Source records
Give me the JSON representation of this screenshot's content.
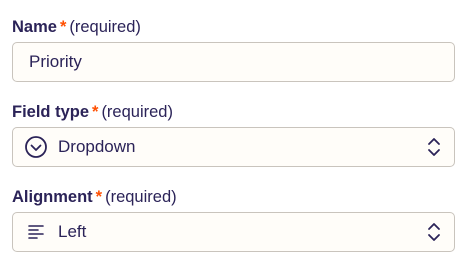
{
  "fields": {
    "name": {
      "label": "Name",
      "required_mark": "*",
      "required_text": "(required)",
      "value": "Priority"
    },
    "field_type": {
      "label": "Field type",
      "required_mark": "*",
      "required_text": "(required)",
      "value": "Dropdown",
      "icon": "circle-chevron-down-icon"
    },
    "alignment": {
      "label": "Alignment",
      "required_mark": "*",
      "required_text": "(required)",
      "value": "Left",
      "icon": "align-left-icon"
    }
  },
  "colors": {
    "text": "#2b2358",
    "required_accent": "#ff4f00",
    "border": "#c9c4bd",
    "input_background": "#fffdf9"
  }
}
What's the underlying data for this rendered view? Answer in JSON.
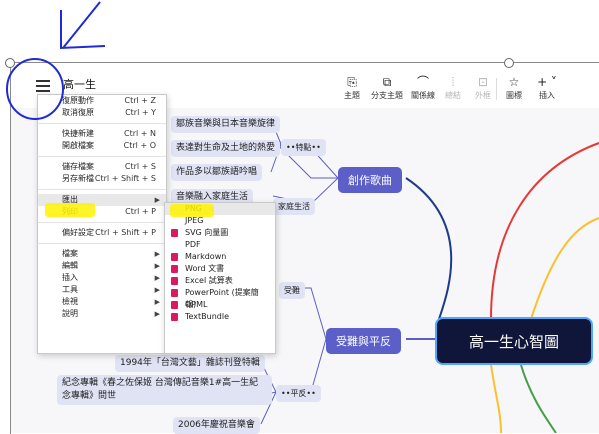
{
  "document": {
    "title": "高一生"
  },
  "toolbar": {
    "tools": [
      {
        "key": "topic",
        "label": "主題",
        "icon": "topic-icon",
        "glyph": "⎘",
        "disabled": false
      },
      {
        "key": "subtopic",
        "label": "分支主題",
        "icon": "subtopic-icon",
        "glyph": "⧉",
        "disabled": false
      },
      {
        "key": "relationship",
        "label": "關係線",
        "icon": "relationship-icon",
        "glyph": "⌒",
        "disabled": false
      },
      {
        "key": "boundary",
        "label": "總結",
        "icon": "summary-icon",
        "glyph": "⦙",
        "disabled": true
      },
      {
        "key": "outline",
        "label": "外框",
        "icon": "boundary-icon",
        "glyph": "⊡",
        "disabled": true
      },
      {
        "key": "marker",
        "label": "圖標",
        "icon": "star-icon",
        "glyph": "☆",
        "disabled": false
      },
      {
        "key": "insert",
        "label": "插入",
        "icon": "plus-icon",
        "glyph": "+ ˅",
        "disabled": false
      }
    ]
  },
  "main_menu": {
    "items": [
      {
        "label": "復原動作",
        "shortcut": "Ctrl + Z"
      },
      {
        "label": "取消復原",
        "shortcut": "Ctrl + Y"
      },
      {
        "sep": true
      },
      {
        "label": "快捷新建",
        "shortcut": "Ctrl + N"
      },
      {
        "label": "開啟檔案",
        "shortcut": "Ctrl + O"
      },
      {
        "sep": true
      },
      {
        "label": "儲存檔案",
        "shortcut": "Ctrl + S"
      },
      {
        "label": "另存新檔",
        "shortcut": "Ctrl + Shift + S"
      },
      {
        "sep": true
      },
      {
        "label": "匯出",
        "submenu": true,
        "highlighted": true
      },
      {
        "label": "列印",
        "shortcut": "Ctrl + P"
      },
      {
        "sep": true
      },
      {
        "label": "偏好設定",
        "shortcut": "Ctrl + Shift + P"
      },
      {
        "sep": true
      },
      {
        "label": "檔案",
        "submenu": true
      },
      {
        "label": "編輯",
        "submenu": true
      },
      {
        "label": "插入",
        "submenu": true
      },
      {
        "label": "工具",
        "submenu": true
      },
      {
        "label": "檢視",
        "submenu": true
      },
      {
        "label": "說明",
        "submenu": true
      }
    ]
  },
  "export_menu": {
    "items": [
      {
        "label": "PNG",
        "icon": "",
        "highlighted": true
      },
      {
        "label": "JPEG",
        "icon": ""
      },
      {
        "label": "SVG 向量圖",
        "icon": "file-icon"
      },
      {
        "label": "PDF",
        "icon": ""
      },
      {
        "label": "Markdown",
        "icon": "file-icon"
      },
      {
        "label": "Word 文書",
        "icon": "file-icon"
      },
      {
        "label": "Excel 試算表",
        "icon": "file-icon"
      },
      {
        "label": "PowerPoint (提案簡報)",
        "icon": "file-icon"
      },
      {
        "label": "OPML",
        "icon": "file-icon"
      },
      {
        "label": "TextBundle",
        "icon": "file-icon"
      }
    ]
  },
  "mindmap": {
    "central": "高一生心智圖",
    "branches": {
      "creation": "創作歌曲",
      "suffering": "受難與平反"
    },
    "labels": {
      "features": "••特點••",
      "family_life": "家庭生活",
      "suffering_short": "受難",
      "rehab": "••平反••"
    },
    "topics": {
      "t1": "鄒族音樂與日本音樂旋律",
      "t2": "表達對生命及土地的熱愛",
      "t3": "作品多以鄒族語吟唱",
      "t4": "音樂融入家庭生活",
      "t5": "1994年「台灣文藝」雜誌刊登特輯",
      "t6": "紀念專輯《春之佐保姬 台灣傳記音樂1#高一生紀念專輯》問世",
      "t7": "2006年慶祝音樂會"
    }
  },
  "colors": {
    "branch": "#5b5fc7",
    "central": "#10163a",
    "topic_bg": "#dfe3f4",
    "highlight": "#fff200",
    "annotation": "#1f2bd6"
  }
}
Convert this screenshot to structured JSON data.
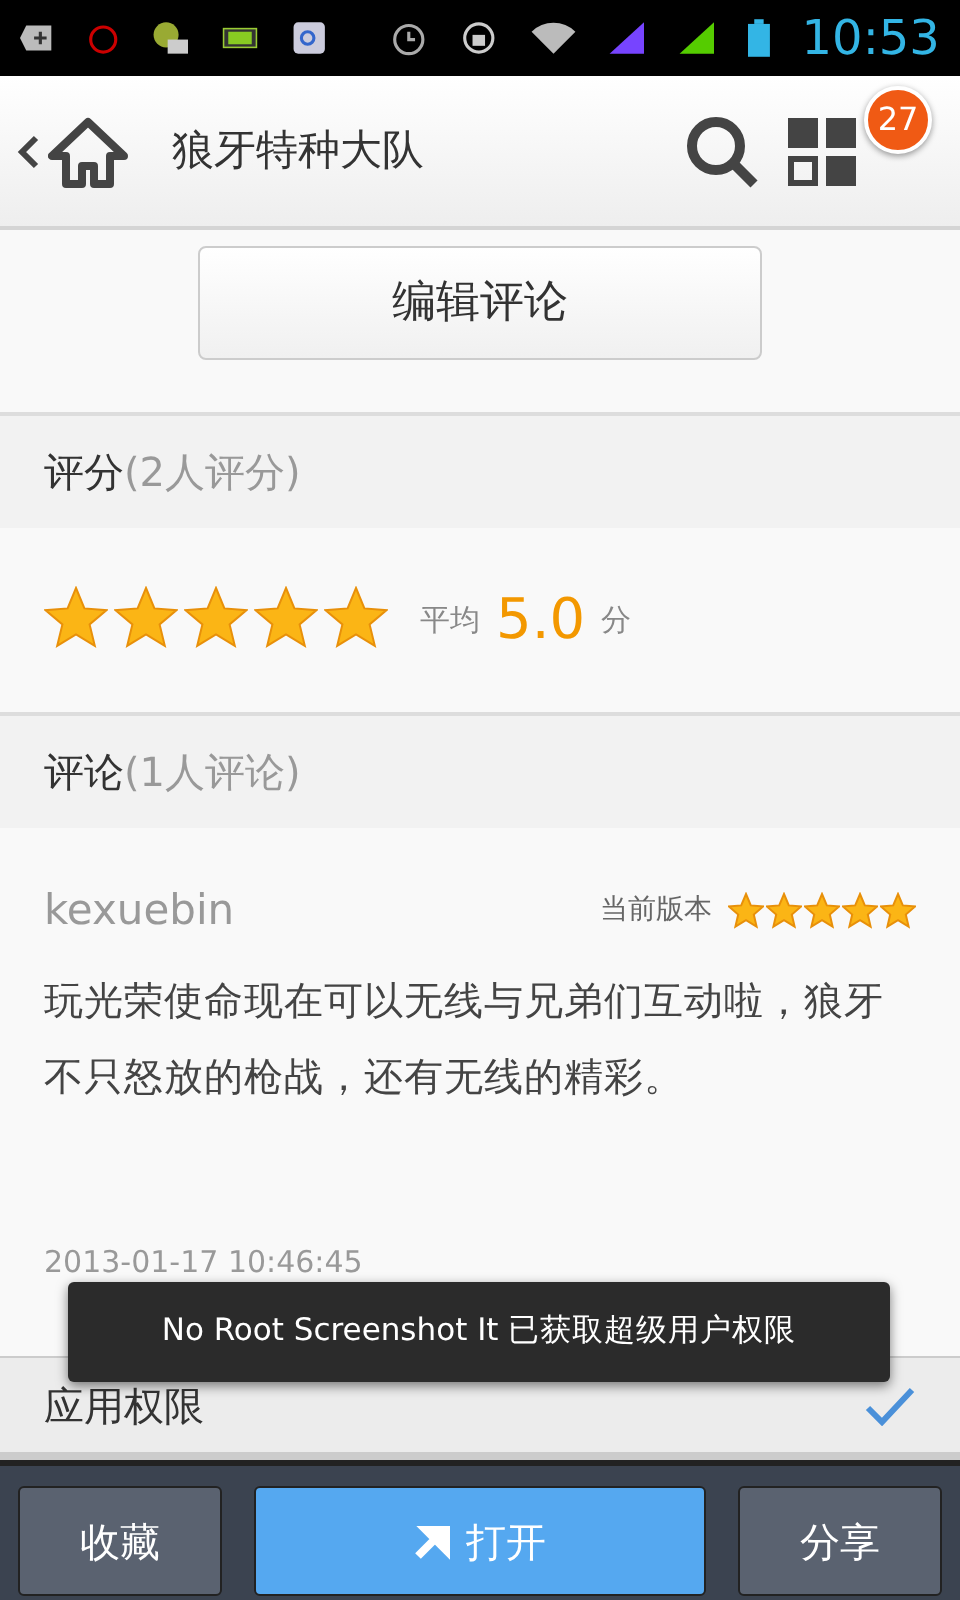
{
  "status_bar": {
    "time": "10:53"
  },
  "header": {
    "title": "狼牙特种大队",
    "badge": "27"
  },
  "edit_button": "编辑评论",
  "rating_section": {
    "label": "评分",
    "count": "(2人评分)",
    "stars": 5,
    "average_label": "平均",
    "average": "5.0",
    "unit": "分"
  },
  "review_section": {
    "label": "评论",
    "count": "(1人评论)"
  },
  "reviews": [
    {
      "user": "kexuebin",
      "version": "当前版本",
      "stars": 5,
      "text": "玩光荣使命现在可以无线与兄弟们互动啦，狼牙不只怒放的枪战，还有无线的精彩。",
      "date": "2013-01-17 10:46:45"
    }
  ],
  "permissions": {
    "label": "应用权限",
    "expanded": true
  },
  "toast": "No Root Screenshot It 已获取超级用户权限",
  "bottom_buttons": [
    {
      "label": "收藏",
      "kind": "plain"
    },
    {
      "label": "打开",
      "kind": "primary"
    },
    {
      "label": "分享",
      "kind": "plain"
    }
  ]
}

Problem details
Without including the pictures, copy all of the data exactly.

Response area
Give me the JSON representation of this screenshot's content.
{
  "fields": {
    "name": {
      "label": "Name",
      "required_mark": "*",
      "required_text": "(required)",
      "value": "Priority"
    },
    "field_type": {
      "label": "Field type",
      "required_mark": "*",
      "required_text": "(required)",
      "value": "Dropdown",
      "icon": "circle-chevron-down-icon"
    },
    "alignment": {
      "label": "Alignment",
      "required_mark": "*",
      "required_text": "(required)",
      "value": "Left",
      "icon": "align-left-icon"
    }
  },
  "colors": {
    "text": "#2b2358",
    "required_accent": "#ff4f00",
    "border": "#c9c4bd",
    "input_background": "#fffdf9"
  }
}
What's the underlying data for this rendered view? Answer in JSON.
{
  "document": {
    "title": "高一生"
  },
  "toolbar": {
    "tools": [
      {
        "key": "topic",
        "label": "主題",
        "icon": "topic-icon",
        "glyph": "⎘",
        "disabled": false
      },
      {
        "key": "subtopic",
        "label": "分支主題",
        "icon": "subtopic-icon",
        "glyph": "⧉",
        "disabled": false
      },
      {
        "key": "relationship",
        "label": "關係線",
        "icon": "relationship-icon",
        "glyph": "⌒",
        "disabled": false
      },
      {
        "key": "boundary",
        "label": "總結",
        "icon": "summary-icon",
        "glyph": "⦙",
        "disabled": true
      },
      {
        "key": "outline",
        "label": "外框",
        "icon": "boundary-icon",
        "glyph": "⊡",
        "disabled": true
      },
      {
        "key": "marker",
        "label": "圖標",
        "icon": "star-icon",
        "glyph": "☆",
        "disabled": false
      },
      {
        "key": "insert",
        "label": "插入",
        "icon": "plus-icon",
        "glyph": "+ ˅",
        "disabled": false
      }
    ]
  },
  "main_menu": {
    "items": [
      {
        "label": "復原動作",
        "shortcut": "Ctrl + Z"
      },
      {
        "label": "取消復原",
        "shortcut": "Ctrl + Y"
      },
      {
        "sep": true
      },
      {
        "label": "快捷新建",
        "shortcut": "Ctrl + N"
      },
      {
        "label": "開啟檔案",
        "shortcut": "Ctrl + O"
      },
      {
        "sep": true
      },
      {
        "label": "儲存檔案",
        "shortcut": "Ctrl + S"
      },
      {
        "label": "另存新檔",
        "shortcut": "Ctrl + Shift + S"
      },
      {
        "sep": true
      },
      {
        "label": "匯出",
        "submenu": true,
        "highlighted": true
      },
      {
        "label": "列印",
        "shortcut": "Ctrl + P"
      },
      {
        "sep": true
      },
      {
        "label": "偏好設定",
        "shortcut": "Ctrl + Shift + P"
      },
      {
        "sep": true
      },
      {
        "label": "檔案",
        "submenu": true
      },
      {
        "label": "編輯",
        "submenu": true
      },
      {
        "label": "插入",
        "submenu": true
      },
      {
        "label": "工具",
        "submenu": true
      },
      {
        "label": "檢視",
        "submenu": true
      },
      {
        "label": "說明",
        "submenu": true
      }
    ]
  },
  "export_menu": {
    "items": [
      {
        "label": "PNG",
        "icon": "",
        "highlighted": true
      },
      {
        "label": "JPEG",
        "icon": ""
      },
      {
        "label": "SVG 向量圖",
        "icon": "file-icon"
      },
      {
        "label": "PDF",
        "icon": ""
      },
      {
        "label": "Markdown",
        "icon": "file-icon"
      },
      {
        "label": "Word 文書",
        "icon": "file-icon"
      },
      {
        "label": "Excel 試算表",
        "icon": "file-icon"
      },
      {
        "label": "PowerPoint (提案簡報)",
        "icon": "file-icon"
      },
      {
        "label": "OPML",
        "icon": "file-icon"
      },
      {
        "label": "TextBundle",
        "icon": "file-icon"
      }
    ]
  },
  "mindmap": {
    "central": "高一生心智圖",
    "branches": {
      "creation": "創作歌曲",
      "suffering": "受難與平反"
    },
    "labels": {
      "features": "••特點••",
      "family_life": "家庭生活",
      "suffering_short": "受難",
      "rehab": "••平反••"
    },
    "topics": {
      "t1": "鄒族音樂與日本音樂旋律",
      "t2": "表達對生命及土地的熱愛",
      "t3": "作品多以鄒族語吟唱",
      "t4": "音樂融入家庭生活",
      "t5": "1994年「台灣文藝」雜誌刊登特輯",
      "t6": "紀念專輯《春之佐保姬 台灣傳記音樂1#高一生紀念專輯》問世",
      "t7": "2006年慶祝音樂會"
    }
  },
  "colors": {
    "branch": "#5b5fc7",
    "central": "#10163a",
    "topic_bg": "#dfe3f4",
    "highlight": "#fff200",
    "annotation": "#1f2bd6"
  }
}
Convert this screenshot to structured JSON data.
{
  "status_bar": {
    "time": "10:53"
  },
  "header": {
    "title": "狼牙特种大队",
    "badge": "27"
  },
  "edit_button": "编辑评论",
  "rating_section": {
    "label": "评分",
    "count": "(2人评分)",
    "stars": 5,
    "average_label": "平均",
    "average": "5.0",
    "unit": "分"
  },
  "review_section": {
    "label": "评论",
    "count": "(1人评论)"
  },
  "reviews": [
    {
      "user": "kexuebin",
      "version": "当前版本",
      "stars": 5,
      "text": "玩光荣使命现在可以无线与兄弟们互动啦，狼牙不只怒放的枪战，还有无线的精彩。",
      "date": "2013-01-17 10:46:45"
    }
  ],
  "permissions": {
    "label": "应用权限",
    "expanded": true
  },
  "toast": "No Root Screenshot It 已获取超级用户权限",
  "bottom_buttons": [
    {
      "label": "收藏",
      "kind": "plain"
    },
    {
      "label": "打开",
      "kind": "primary"
    },
    {
      "label": "分享",
      "kind": "plain"
    }
  ]
}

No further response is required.